“Sexually explicit” means depiction of “breasts, genitals or a bottom,” Mitchell told Larry – imagery that could be classified as child pornography, which is the issue of greatest societal concern. The overall figure for “sexting” photos was 2.5%, but those included non-sexually explicit pictures (depictions of kids in underwear or bathing suits or even fully clothed in sexy poses). So only 1.3% could be considered classifiable as child pornography and illegal.

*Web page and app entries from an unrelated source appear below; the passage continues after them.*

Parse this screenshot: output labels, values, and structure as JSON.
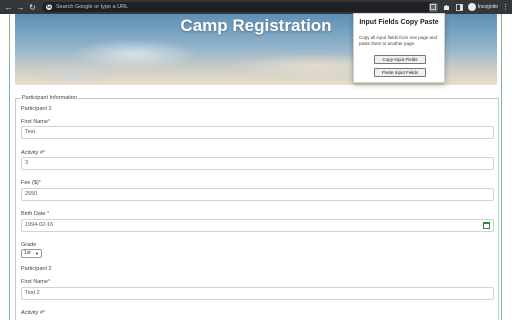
{
  "browser": {
    "omnibox_placeholder": "Search Google or type a URL",
    "profile_label": "Incognito"
  },
  "page": {
    "title": "Camp Registration",
    "fieldset_legend": "Participant Information",
    "participants": [
      {
        "heading": "Participant 1",
        "first_name_label": "First Name",
        "first_name_value": "Test",
        "activity_label": "Activity #",
        "activity_value": "3",
        "fee_label": "Fee ($)",
        "fee_value": "2550",
        "birth_label": "Birth Date",
        "birth_value": "1994-02-16",
        "grade_label": "Grade",
        "grade_value": "1st"
      },
      {
        "heading": "Participant 2",
        "first_name_label": "First Name",
        "first_name_value": "Test 2",
        "activity_label": "Activity #"
      }
    ],
    "required_marker": "*"
  },
  "popup": {
    "title": "Input Fields Copy Paste",
    "description": "Copy all input fields from one page and paste them to another page.",
    "copy_button": "Copy Input Fields",
    "paste_button": "Paste Input Fields"
  }
}
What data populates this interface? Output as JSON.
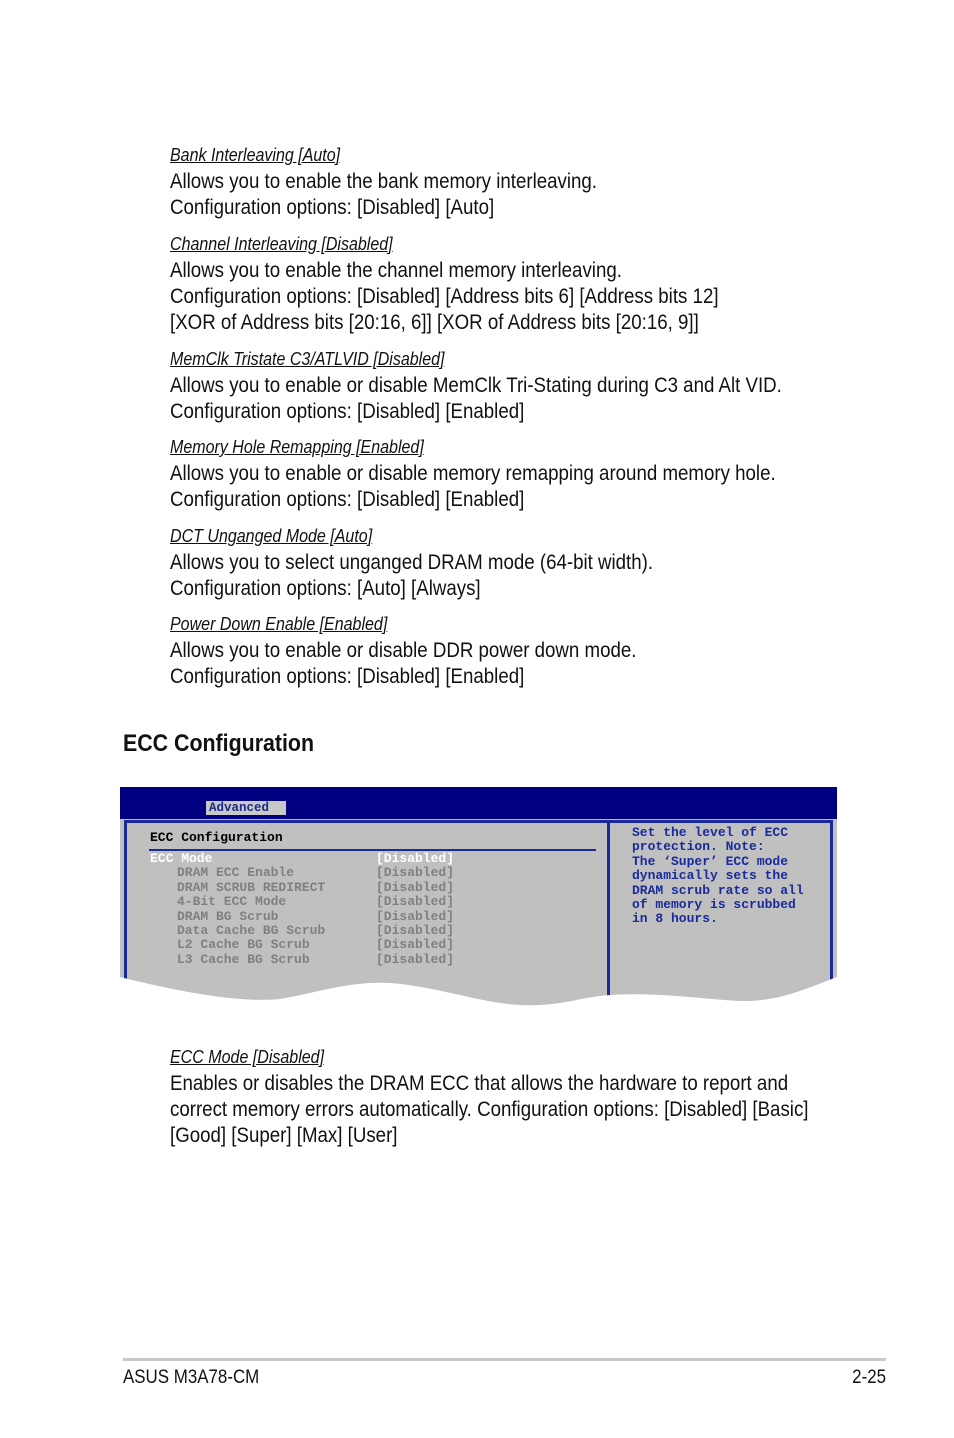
{
  "sections": [
    {
      "heading": "Bank Interleaving [Auto]",
      "lines": [
        "Allows you to enable the bank memory interleaving.",
        "Configuration options: [Disabled] [Auto]"
      ]
    },
    {
      "heading": "Channel Interleaving [Disabled]",
      "lines": [
        "Allows you to enable the channel memory interleaving.",
        "Configuration options: [Disabled] [Address bits 6] [Address bits 12]",
        "[XOR of Address bits [20:16, 6]] [XOR of Address bits [20:16, 9]]"
      ]
    },
    {
      "heading": "MemClk Tristate C3/ATLVID [Disabled]",
      "lines": [
        "Allows you to enable or disable MemClk Tri-Stating during C3 and Alt VID.",
        "Configuration options: [Disabled] [Enabled]"
      ]
    },
    {
      "heading": "Memory Hole Remapping [Enabled]",
      "lines": [
        "Allows you to enable or disable memory remapping around memory hole.",
        "Configuration options: [Disabled] [Enabled]"
      ]
    },
    {
      "heading": "DCT Unganged Mode [Auto]",
      "lines": [
        "Allows you to select unganged DRAM mode (64-bit width).",
        "Configuration options: [Auto] [Always]"
      ]
    },
    {
      "heading": "Power Down Enable [Enabled]",
      "lines": [
        "Allows you to enable or disable DDR power down mode.",
        "Configuration options: [Disabled] [Enabled]"
      ]
    }
  ],
  "ecc_title": "ECC Configuration",
  "bios": {
    "tab": "Advanced",
    "panel_title": "ECC Configuration",
    "items": [
      {
        "label": "ECC Mode",
        "value": "[Disabled]",
        "selected": true
      },
      {
        "label": "DRAM ECC Enable",
        "value": "[Disabled]"
      },
      {
        "label": "DRAM SCRUB REDIRECT",
        "value": "[Disabled]"
      },
      {
        "label": "4-Bit ECC Mode",
        "value": "[Disabled]"
      },
      {
        "label": "DRAM BG Scrub",
        "value": "[Disabled]"
      },
      {
        "label": "Data Cache BG Scrub",
        "value": "[Disabled]"
      },
      {
        "label": "L2 Cache BG Scrub",
        "value": "[Disabled]"
      },
      {
        "label": "L3 Cache BG Scrub",
        "value": "[Disabled]"
      }
    ],
    "help": [
      "Set the level of ECC",
      "protection. Note:",
      "The ‘Super’ ECC mode",
      "dynamically sets the",
      "DRAM scrub rate so all",
      "of memory is scrubbed",
      "in 8 hours."
    ],
    "colors": {
      "bar": "#000080",
      "panel": "#c0c0c0",
      "help_text": "#1a2a9a",
      "selected": "#ffffff",
      "item": "#808080"
    }
  },
  "ecc_mode": {
    "heading": "ECC Mode [Disabled]",
    "lines": [
      "Enables or disables the DRAM ECC that allows the hardware to report and",
      "correct memory errors automatically. Configuration options: [Disabled] [Basic]",
      "[Good] [Super] [Max] [User]"
    ]
  },
  "footer": {
    "left": "ASUS M3A78-CM",
    "right": "2-25"
  }
}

The authors found that about 7% of kids had received sexting photos. In her interview with Larry, Mitchell said the 7% could certainly be multiple copies of the same photo, not different photos of the same subject. “The study also found that older teens are much more likely to appear in such images than younger children. Just under three quarters (72% ) of the 2.5% who appeared in or created nude or nearly nude images were 16 or 17. Only 6% of that 2.5 percent were between 10 and 12,” Larry reported. All figures refer to “in the past year,” as in having sent or received over the last 12 months, not ever, Mitchell added.
Arrests mostly in cases of ‘aggravated’ sexting

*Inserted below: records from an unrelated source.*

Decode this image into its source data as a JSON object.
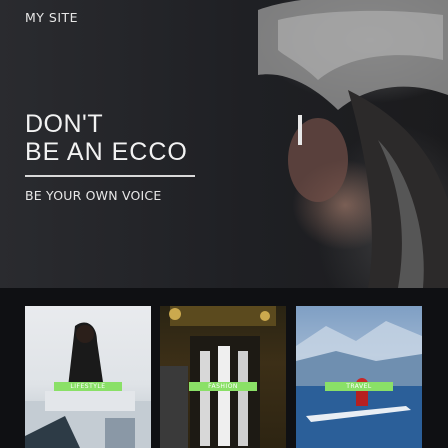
{
  "site": {
    "name": "MY SITE"
  },
  "hero": {
    "headline_line1": "DON'T",
    "headline_line2": "BE AN ECCO",
    "tagline": "BE YOUR OWN VOICE"
  },
  "categories": [
    {
      "label": "LIFESTYLE"
    },
    {
      "label": "FASHION"
    },
    {
      "label": "TRAVEL"
    }
  ],
  "colors": {
    "label_bg": "#8ae067",
    "hero_bg": "#1f2024"
  }
}
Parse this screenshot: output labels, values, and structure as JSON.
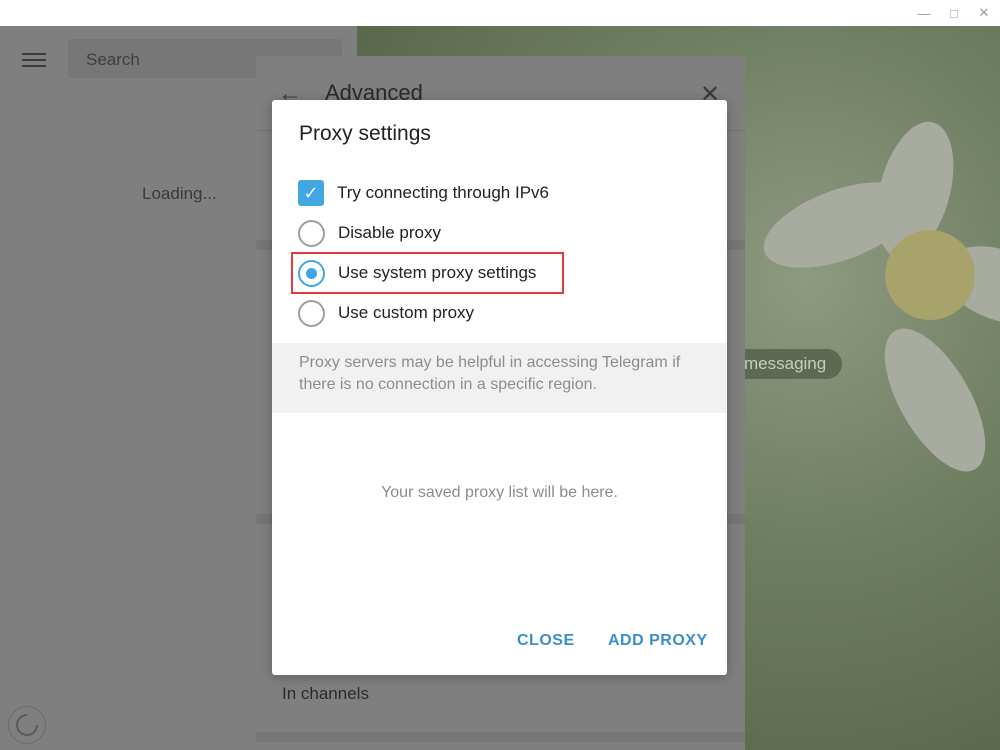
{
  "window": {
    "min_icon": "minimize-icon",
    "max_icon": "maximize-icon",
    "close_icon": "close-icon"
  },
  "sidebar": {
    "search_placeholder": "Search",
    "loading": "Loading..."
  },
  "background": {
    "badge": "messaging"
  },
  "advanced": {
    "title": "Advanced",
    "in_channels": "In channels"
  },
  "dialog": {
    "title": "Proxy settings",
    "options": [
      {
        "label": "Try connecting through IPv6",
        "type": "checkbox",
        "checked": true
      },
      {
        "label": "Disable proxy",
        "type": "radio",
        "checked": false
      },
      {
        "label": "Use system proxy settings",
        "type": "radio",
        "checked": true
      },
      {
        "label": "Use custom proxy",
        "type": "radio",
        "checked": false
      }
    ],
    "info": "Proxy servers may be helpful in accessing Telegram if there is no connection in a specific region.",
    "empty": "Your saved proxy list will be here.",
    "close_button": "CLOSE",
    "add_button": "ADD PROXY"
  },
  "colors": {
    "accent": "#40a7e3",
    "button_text": "#3a8fc9",
    "highlight": "#e5393b",
    "overlay": "#7f7f7f"
  }
}
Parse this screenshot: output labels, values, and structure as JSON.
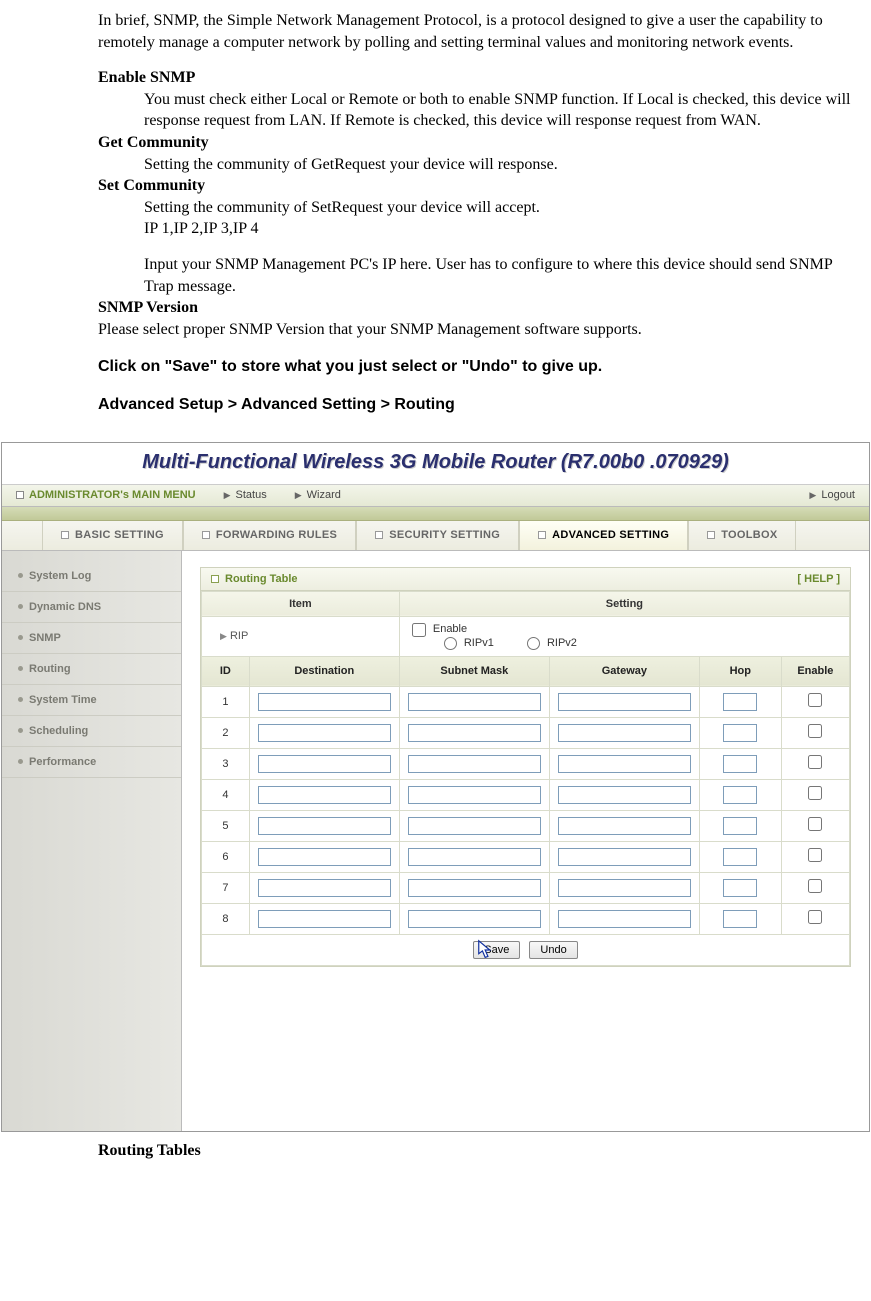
{
  "doc": {
    "intro": "In brief, SNMP, the Simple Network Management Protocol, is a protocol designed to give a user the capability to remotely manage a computer network by polling and setting terminal values and monitoring network events.",
    "enable_snmp_term": "Enable SNMP",
    "enable_snmp_desc": "You must check either Local or Remote or both to enable SNMP function. If Local is checked, this device will response request from LAN. If Remote is checked, this device will response request from WAN.",
    "get_community_term": "Get Community",
    "get_community_desc": "Setting the community of GetRequest your device will response.",
    "set_community_term": "Set Community",
    "set_community_desc1": "Setting the community of SetRequest your device will accept.",
    "set_community_desc2": "IP 1,IP 2,IP 3,IP 4",
    "set_community_desc3": "Input your SNMP Management PC's IP here. User has to configure to where this device should send SNMP Trap message.",
    "snmp_version_term": "SNMP Version",
    "snmp_version_desc": "Please select proper SNMP Version that your SNMP Management software supports.",
    "save_note": "Click on \"Save\" to store what you just select or \"Undo\" to give up.",
    "breadcrumb": "Advanced Setup > Advanced Setting > Routing",
    "footer": "Routing Tables"
  },
  "router": {
    "title": "Multi-Functional Wireless 3G Mobile Router (R7.00b0 .070929)",
    "menu1": {
      "main": "ADMINISTRATOR's MAIN MENU",
      "status": "Status",
      "wizard": "Wizard",
      "logout": "Logout"
    },
    "tabs": [
      "BASIC SETTING",
      "FORWARDING RULES",
      "SECURITY SETTING",
      "ADVANCED SETTING",
      "TOOLBOX"
    ],
    "active_tab_index": 3,
    "sidebar": [
      "System Log",
      "Dynamic DNS",
      "SNMP",
      "Routing",
      "System Time",
      "Scheduling",
      "Performance"
    ],
    "panel": {
      "title": "Routing Table",
      "help": "[ HELP ]",
      "head_item": "Item",
      "head_setting": "Setting",
      "rip_label": "RIP",
      "enable_label": "Enable",
      "ripv1_label": "RIPv1",
      "ripv2_label": "RIPv2",
      "cols": {
        "id": "ID",
        "dest": "Destination",
        "mask": "Subnet Mask",
        "gw": "Gateway",
        "hop": "Hop",
        "enable": "Enable"
      },
      "rows": [
        1,
        2,
        3,
        4,
        5,
        6,
        7,
        8
      ],
      "save_btn": "Save",
      "undo_btn": "Undo"
    }
  }
}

CCRC researchers also surveyed law enforcement agencies, so we have unprecedented findings about the kinds of cases “youth-producing sexual images” that involve arrests. They found that, in 2008 and 2009, “two-thirds of the [3,477] cases involved an ‘aggravating’ circumstance beyond the creation and/or dissemination of a sexual image.” Among those cases, “either an adult was involved (36% of those cases) or a minor engaged in malicious, non-consensual, or abusive behavior (31% of cases). An arrest occurred in 62% of cases with an adult involved, in 36% of the aggravated youth-only cases, and in 18% of the ‘experimental’ cases (youth-only and no aggravating elements).”

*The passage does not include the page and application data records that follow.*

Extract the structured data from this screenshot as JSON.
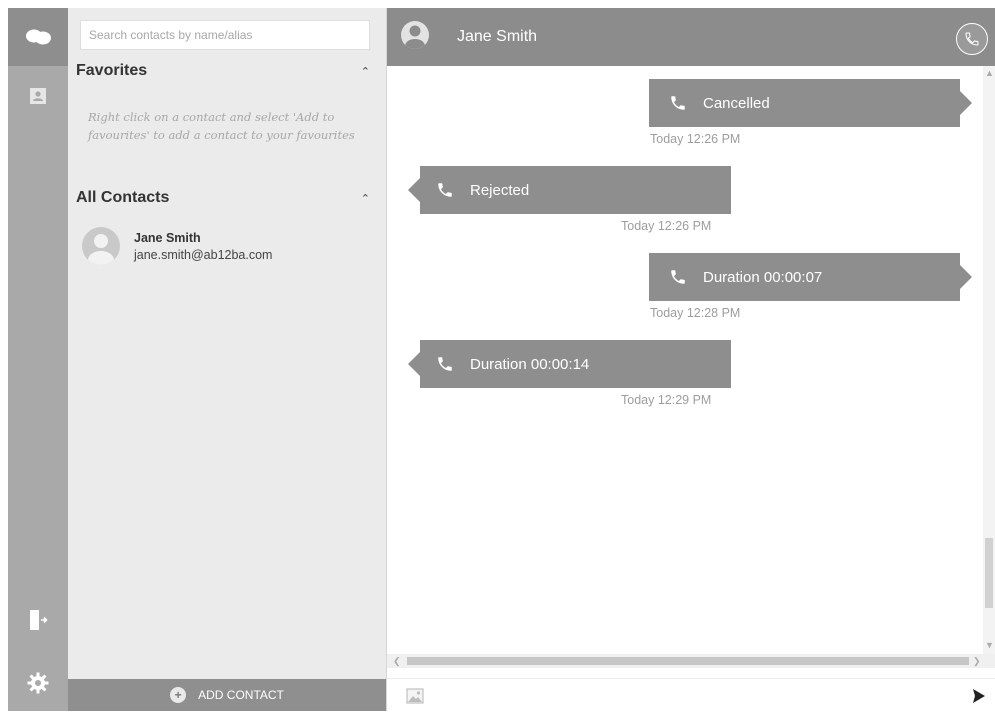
{
  "rail": {
    "icons": [
      "chat-bubbles-icon",
      "contacts-book-icon",
      "logout-door-icon",
      "gear-icon"
    ]
  },
  "contacts": {
    "search_placeholder": "Search contacts by name/alias",
    "favorites_title": "Favorites",
    "favorites_hint": "Right click on a contact and select 'Add to favourites' to add a contact to your favourites",
    "all_contacts_title": "All Contacts",
    "items": [
      {
        "name": "Jane Smith",
        "email": "jane.smith@ab12ba.com"
      }
    ],
    "add_contact_label": "ADD CONTACT"
  },
  "chat": {
    "contact_name": "Jane Smith",
    "messages": [
      {
        "direction": "outgoing",
        "text": "Cancelled",
        "time": "Today 12:26 PM"
      },
      {
        "direction": "incoming",
        "text": "Rejected",
        "time": "Today 12:26 PM"
      },
      {
        "direction": "outgoing",
        "text": "Duration 00:00:07",
        "time": "Today 12:28 PM"
      },
      {
        "direction": "incoming",
        "text": "Duration 00:00:14",
        "time": "Today 12:29 PM"
      }
    ],
    "input_placeholder": ""
  },
  "colors": {
    "header_bg": "#8c8c8c",
    "bubble_bg": "#8e8e8e",
    "rail_bg": "#a9a9a9",
    "panel_bg": "#ebebeb"
  }
}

Those words “aggravated” and “experimental” are important. The CCRC published a typology of sexting cases earlier this year (see this), distinguishing between the two categories of sexting and helping law enforcement get a better a handle on the kinds of cases that merit legal intervention.
‘Experimental’ is not normative
“Experimental” sexting is far from normative because so rare but it does “appear to grow out of typical adolescent impulses to flirt, find romantic partners, experiment with sex, and get attention from peers.” It also doesn’t “involve adults or appear to include any intent to harm or reckless misuse,” the CCRC researchers write in Pediatrics. They conclude that most of the experimental sexting incidents that came to police attention “were more serious. Many involved criminal, malicious, or reckless behavior. Although cases with these elements are probably over-represented in police data and not frequent among the general population of adolescents, these are the most concerning cases and the situations that should be most targeted for intervention by clinicians.”
Two other findings about cases law enforcement did handle which might ease concerns a bit was that “most of the images (63%) were distributed by cell phone only and did not reach the Internet. Sex offender registration applied in only a few unusual cases.”
Correlated with other risk behaviors
In its coverage, the New York Times highlighted the important point that “31% [of kids] who appeared in or took sexual images said that alcohol or drug use had been a factor,” so there are correlations between sexting and other risk behaviors – which indicate situational or contextual as well as age factors involved in teen sexting. The Times pointed out similar findings by Pew/Internet this year, too. In a study I covered here, Pew found that 2% of 12-to-17-year-olds said they’d sent “nude or almost nude” pictures to someone they knew. But adults engage in sexting too – even more, hopefully not surprisingly. Pew found that “17% of adults between 18 and 29 had sent sexually suggestive pictures, and that 5 percent of 30-to-49-year-olds admitted sending them,” the Times reports. [Here’s the AP’s coverage.]